In the last few weeks I've noticed one of my co-workers sleeping in their vehicle in our parking lot when I come in in the morning. It looks like the vehicle hasn't moved in a long time (not positive on this, they could move it in the evenings and come back to the same parking place). I know that they work two jobs (or at least did last time I spoke with them about it). They're not really a friend of mine, just a colleague who shares some of my outside interests and I'm a bit concerned for them since winter is approaching and it's getting cold at night (northern US).
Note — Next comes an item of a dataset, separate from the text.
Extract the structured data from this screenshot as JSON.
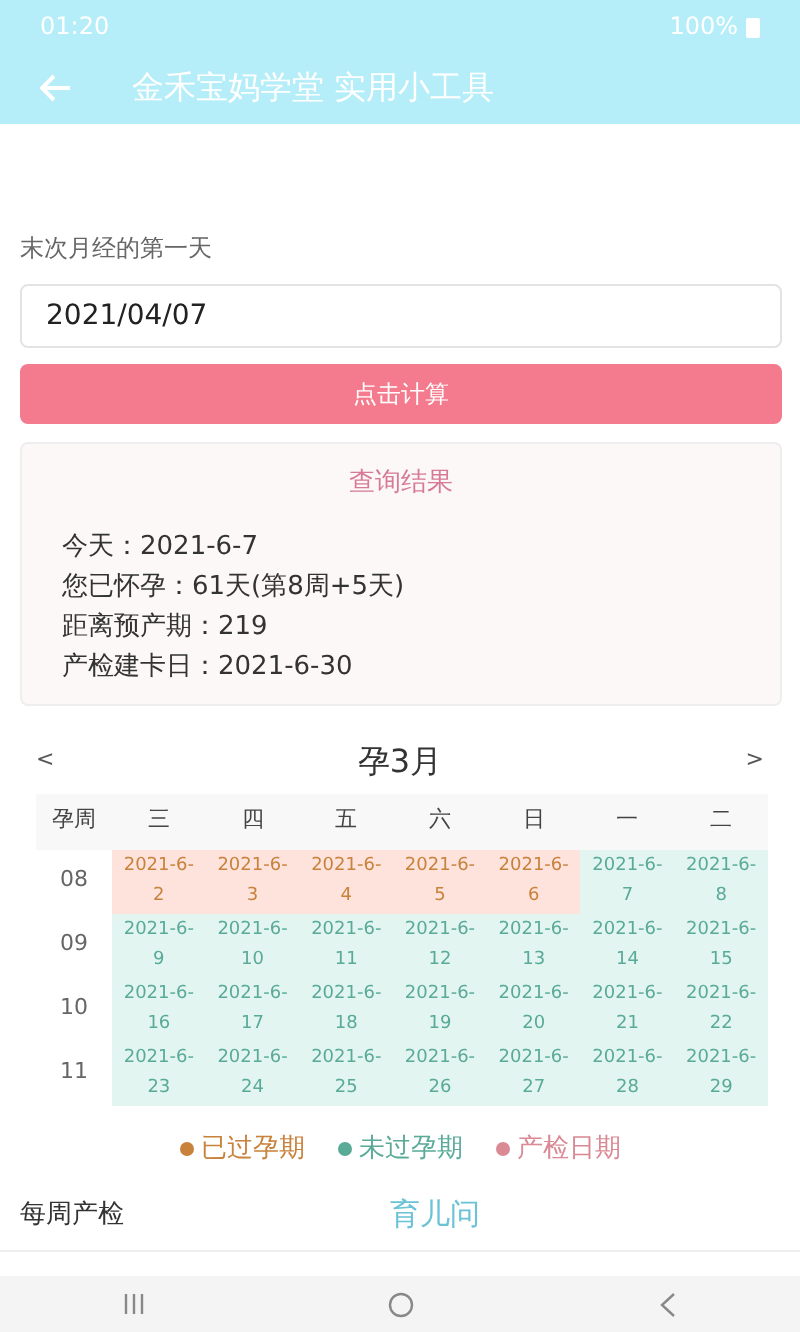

I don't want to embarrass them, or report them to our company in any way, as it seems like it's not really the company's business, or mine for that matter. The parking lot where they're sleeping doesn't belong to the company, it belongs to a parking lot company but the vehicle has the proper permit, so that's not an issue, or at least I'm reasonably sure it's not, the parking company may have rules against long term parking, but since the permit is there and valid, it seems like it's OK.
I've had another co-worker go homeless quite some time ago, but we lived in Southern California at the time, so they were less likely to be affected by cold weather, and they weren't homeless for very long (I think about three months as I recall).
I'm not in a particularly good position to offer financial help as I've got a sibling who's not far from being homeless as well, and any financial help I can offer is going to go to them. However, I can offer more material things like blankets or sleeping bags to help fend off the chill during the night.
What is the best way to help my colleague in this situation?
Edit after reading comments & answers below:
At lunch just now I took the opportunity to take a look into their vehicle as I walked past it to mine. There's no evidence of a sleeping bag or blankets, nor is there an accumulation of seeds or leaves from the trees that are in close proximity and dropping both at a prodigious rate (my car had lots at the end of each day). This lends credence to the "taking a nap before work" theory postulated below. The temperature last night was close enough to freezing that there was frost. Without something to sleep in, it's unlikely that they're spending the night in the vehicle as I first supposed.
I think the thing to do is stop worrying about it, keep an eye on them for other signs of stress. There are none apparent when talking to them, but I'm hardly an expert, they seem their normal cheerful self.